  • Chen S, Yin XC, Lin XD, Shih CK, Zhang RZ, Gao TP, Ren D (2018) Stick insect in Burmese amber reveals an early evolution of lateral lamellae in the Mesozoic. Proceedings of the Royal society B: Biological Sciences 285: 20180425.
  • Chen S, Deng SW, Shih CK, Zhang WW, Zhang P, Ren D, Zhu YN, Gao TP (2019) The earliest timematids in Burmese amber reveal diverse tarsal pads of stick insects in the mid-Cretaceous. Insect Science 26: 945–957.
  • Engel MS (2009) Gregarious behaviour in Cretaceous earwig nymphs (Insecta, Dermaptera) from southwestern France. Geodiversitas 31(1): 129–135.
  • Engel MS (2016) The earwig genus Paralabella Steinmann in amber from the Dominican Republic, with remarks on the classification of Burr’s Eocene Dermaptera. Entomologist’s Monthly Magazine 152(2): 121–130.
  • Engel MS (2017) The first fossil occurrence for the earwig subfamily Geracinae (Dermaptera). Entomologist’s Monthly Magazine 153(1): 31–43.
  • Engel MS, Barden P, Riccio ML, Grimaldi DA (2016) Morphologically specialized termite castes and advanced sociality in the Early Cretaceous. Current Biology 22: 522–530.
  • Engel MS, Chatzimanolis S (2005) Early Cretaceous earwigs (Dermaptera) from the Santana Formation, Brazil. Polskie Pismo Entomlogiczne 74(3): 219–226.
  • Engel MS, Ortega-Blanco J, Azar D (2011) The earliest earwigs in amber (Dermaptera): A new genus and species from the Early Cretaceous of Lebanon. Insect Systematics and Evolution 42(2): 139–148.
  • Engel MS, Peris D, Chatzimanolis S, Delclòs X (2015) An earwig (Insecta: Dermaptera) in Early Cretaceous amber from Spain. Insect Systematics and Evolution 46(3): 291–300.
  • Engel MS, Huang DY, Thomas CJ, Cai CY (2017) A new genus and species of pygidicranid earwigs from the Upper Cretaceous of southern Asia (Dermaptera: Pygidicranidae). Cretaceous Research 69: 178–183.
  • Grimaldi D, Engel MS (2005) Evolution of the Insects. Cambridge University Press, Cambridge.

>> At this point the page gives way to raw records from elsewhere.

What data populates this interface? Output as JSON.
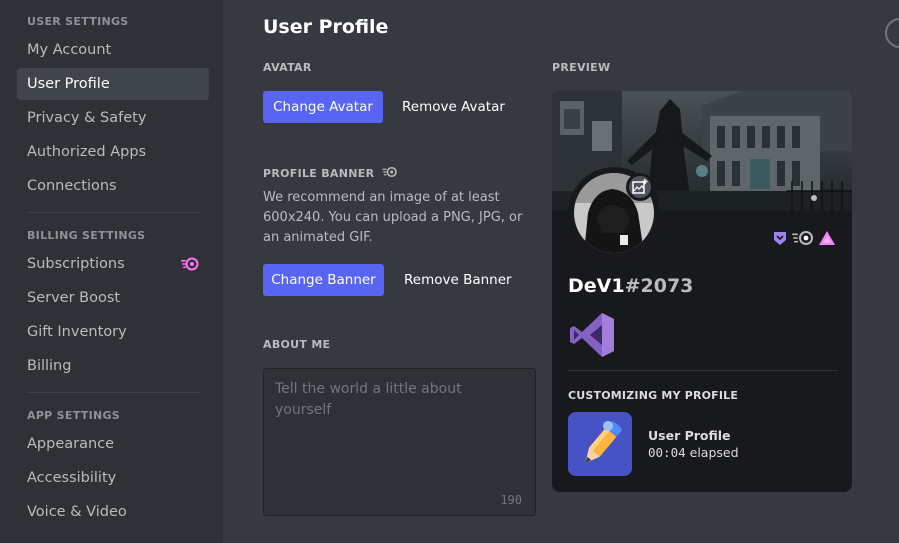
{
  "sidebar": {
    "sections": [
      {
        "title": "USER SETTINGS",
        "items": [
          {
            "label": "My Account",
            "active": false
          },
          {
            "label": "User Profile",
            "active": true
          },
          {
            "label": "Privacy & Safety",
            "active": false
          },
          {
            "label": "Authorized Apps",
            "active": false
          },
          {
            "label": "Connections",
            "active": false
          }
        ]
      },
      {
        "title": "BILLING SETTINGS",
        "items": [
          {
            "label": "Subscriptions",
            "badge": "nitro-icon"
          },
          {
            "label": "Server Boost"
          },
          {
            "label": "Gift Inventory"
          },
          {
            "label": "Billing"
          }
        ]
      },
      {
        "title": "APP SETTINGS",
        "items": [
          {
            "label": "Appearance"
          },
          {
            "label": "Accessibility"
          },
          {
            "label": "Voice & Video"
          }
        ]
      }
    ]
  },
  "main": {
    "title": "User Profile",
    "avatar": {
      "label": "AVATAR",
      "change_button": "Change Avatar",
      "remove_button": "Remove Avatar"
    },
    "banner": {
      "label": "PROFILE BANNER",
      "description": "We recommend an image of at least 600x240. You can upload a PNG, JPG, or an animated GIF.",
      "change_button": "Change Banner",
      "remove_button": "Remove Banner"
    },
    "about": {
      "label": "ABOUT ME",
      "placeholder": "Tell the world a little about yourself",
      "value": "",
      "char_count": "190"
    }
  },
  "preview": {
    "label": "PREVIEW",
    "username": "DeV1",
    "discriminator": "#2073",
    "badges": [
      "hypesquad-balance-icon",
      "nitro-icon",
      "early-supporter-icon"
    ],
    "activity": {
      "title": "CUSTOMIZING MY PROFILE",
      "name": "User Profile",
      "elapsed_time": "00:04",
      "elapsed_suffix": "elapsed"
    }
  },
  "colors": {
    "accent": "#5865f2",
    "sidebar_bg": "#2f3136",
    "main_bg": "#36393f",
    "card_bg": "#18191c",
    "nitro_pink": "#ff73fa",
    "vs_purple": "#8661c5"
  }
}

  • Grimaldi DA, Ross AJ (2017) Extraordinary Lagerstätten in amber, with particular reference to the Cretaceous of Burma. In: Fraser NC, Sues HD (Eds) Terrestrial Conservation Lagerstätten: Windows into the Evolution of Life on Land. Dunedin Press, Edinburgh, 287–342.
  • Hincks WD (1956) Dermaptera. In: Tuxen SL (Ed.) Taxonomist’s Glossary of Genitalia in Insects. Pp. 66–69. Munksgaard, Copenhagen.

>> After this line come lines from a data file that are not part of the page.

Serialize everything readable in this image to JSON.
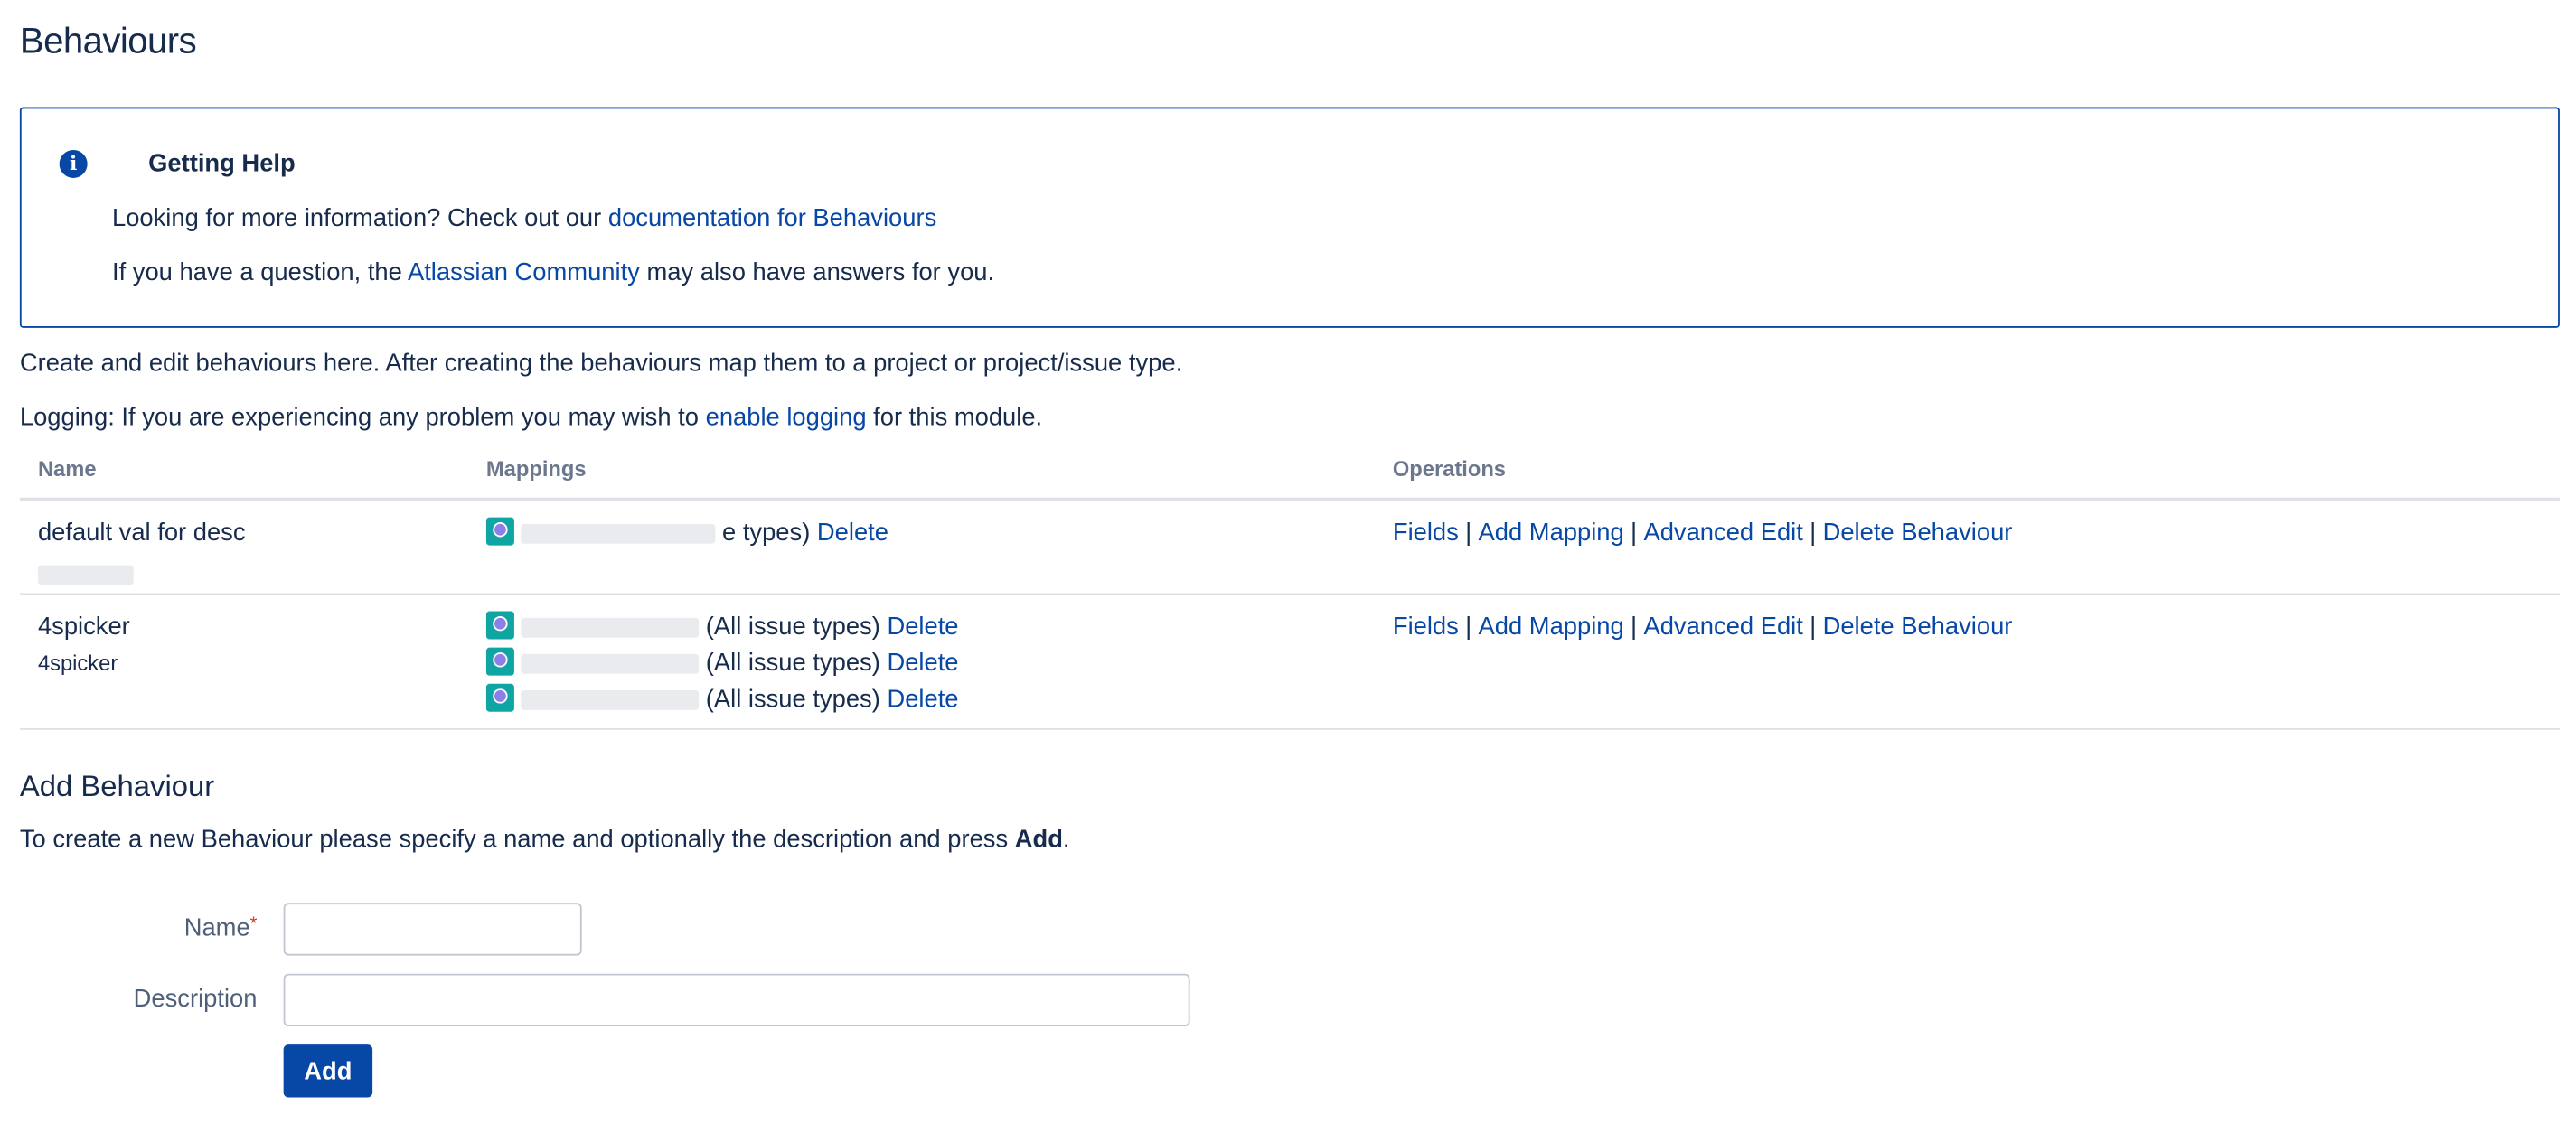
{
  "page": {
    "title": "Behaviours"
  },
  "help": {
    "title": "Getting Help",
    "line1_text": "Looking for more information? Check out our ",
    "line1_link": "documentation for Behaviours",
    "line2_pre": "If you have a question, the ",
    "line2_link": "Atlassian Community",
    "line2_post": " may also have answers for you."
  },
  "intro": {
    "p1": "Create and edit behaviours here. After creating the behaviours map them to a project or project/issue type.",
    "p2_pre": "Logging: If you are experiencing any problem you may wish to ",
    "p2_link": "enable logging",
    "p2_post": " for this module."
  },
  "table": {
    "headers": {
      "name": "Name",
      "mappings": "Mappings",
      "operations": "Operations"
    },
    "rows": [
      {
        "name": "default val for desc",
        "mappings": [
          {
            "suffix": "e types)",
            "delete": "Delete"
          }
        ],
        "ops": {
          "fields": "Fields",
          "add_mapping": "Add Mapping",
          "advanced_edit": "Advanced Edit",
          "delete_behaviour": "Delete Behaviour"
        }
      },
      {
        "name": "4spicker",
        "subname": "4spicker",
        "mappings": [
          {
            "suffix": "(All issue types)",
            "delete": "Delete"
          },
          {
            "suffix": "(All issue types)",
            "delete": "Delete"
          },
          {
            "suffix": "(All issue types)",
            "delete": "Delete"
          }
        ],
        "ops": {
          "fields": "Fields",
          "add_mapping": "Add Mapping",
          "advanced_edit": "Advanced Edit",
          "delete_behaviour": "Delete Behaviour"
        }
      }
    ],
    "separator": "|"
  },
  "add": {
    "title": "Add Behaviour",
    "desc_pre": "To create a new Behaviour please specify a name and optionally the description and press ",
    "desc_bold": "Add",
    "desc_post": ".",
    "name_label": "Name",
    "required_mark": "*",
    "desc_label": "Description",
    "name_value": "",
    "desc_value": "",
    "button": "Add"
  },
  "colors": {
    "link": "#0747a6",
    "primary_button": "#0747a6",
    "border": "#dfe1e6",
    "required": "#de350b"
  },
  "icons": {
    "info": "info-icon",
    "project": "project-avatar-icon"
  }
}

  • Lin XD, Labandeira CC, Shih CK, Hotton CL, Ren D (2019) Life habits and evolutionary biology of new two-winged long-proboscid scorpionflies from mid-Cretaceous Myanmar amber. Nature Communications 10: 1235.
  • Perrichot V, Engel MS, Nel A, Tafforeau P, Soriano C (2011) New earwig nymphs (Dermaptera: Pygidicranidae) in mid-Cretaceous amber from France. Cretaceous Research 32(3): 325–330.

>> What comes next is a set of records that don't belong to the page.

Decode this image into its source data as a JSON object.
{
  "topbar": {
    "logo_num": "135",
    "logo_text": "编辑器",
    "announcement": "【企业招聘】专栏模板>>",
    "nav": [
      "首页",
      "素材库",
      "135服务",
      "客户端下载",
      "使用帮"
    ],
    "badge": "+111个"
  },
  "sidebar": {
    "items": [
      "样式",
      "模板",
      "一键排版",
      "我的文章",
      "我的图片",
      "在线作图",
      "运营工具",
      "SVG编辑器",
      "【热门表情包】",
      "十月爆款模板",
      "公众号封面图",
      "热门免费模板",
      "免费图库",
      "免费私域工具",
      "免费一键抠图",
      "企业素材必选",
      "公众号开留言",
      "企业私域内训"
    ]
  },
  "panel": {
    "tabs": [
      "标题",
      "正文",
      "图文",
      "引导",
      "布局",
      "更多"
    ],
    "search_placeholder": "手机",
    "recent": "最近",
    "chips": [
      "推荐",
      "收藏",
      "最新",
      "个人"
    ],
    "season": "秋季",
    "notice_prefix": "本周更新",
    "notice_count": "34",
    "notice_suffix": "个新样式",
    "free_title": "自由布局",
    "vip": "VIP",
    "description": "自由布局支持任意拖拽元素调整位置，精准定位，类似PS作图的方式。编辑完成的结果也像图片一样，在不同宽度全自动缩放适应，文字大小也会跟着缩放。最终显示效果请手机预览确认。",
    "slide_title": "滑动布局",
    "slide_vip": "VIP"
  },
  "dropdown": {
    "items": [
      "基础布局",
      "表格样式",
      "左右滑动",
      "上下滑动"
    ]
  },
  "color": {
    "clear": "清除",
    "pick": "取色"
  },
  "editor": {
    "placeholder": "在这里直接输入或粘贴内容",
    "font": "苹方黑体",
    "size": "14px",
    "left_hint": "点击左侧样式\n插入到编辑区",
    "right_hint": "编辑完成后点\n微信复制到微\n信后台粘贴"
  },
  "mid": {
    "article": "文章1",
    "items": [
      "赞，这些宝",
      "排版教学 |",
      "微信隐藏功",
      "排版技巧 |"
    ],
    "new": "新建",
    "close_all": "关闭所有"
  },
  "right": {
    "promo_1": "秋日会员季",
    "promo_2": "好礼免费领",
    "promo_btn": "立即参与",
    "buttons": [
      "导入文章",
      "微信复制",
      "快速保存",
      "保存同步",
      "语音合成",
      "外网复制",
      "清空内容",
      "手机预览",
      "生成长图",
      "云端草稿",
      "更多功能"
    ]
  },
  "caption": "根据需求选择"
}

  • Ross AJ, Engel MS (2013) The first diplatyid earwig in Tertiary amber (Dermaptera: Diplatyidae): A new species from Miocene Mexican amber. Insect Systematics and Evolution 44(2): 157–166.
  • Zhang Q, Rasnitsyn AP, Wang B, Zhang HC (2018) Hymenoptera (wasps, bees and ants) in mid-Cretaceous Burmese amber: A review of the fauna. Proceedings of the Geologists’ Association 129(6): 736–747.
  • Zhao ZP, Eggleton P, Yin XC, Gao TP, Shih CK, Ren D (2019) The oldest known mastotermitids (Blattodea: Termitoidae) and phylogeny of basal termites. Systematic Entomology 44: 612–623.
login to comment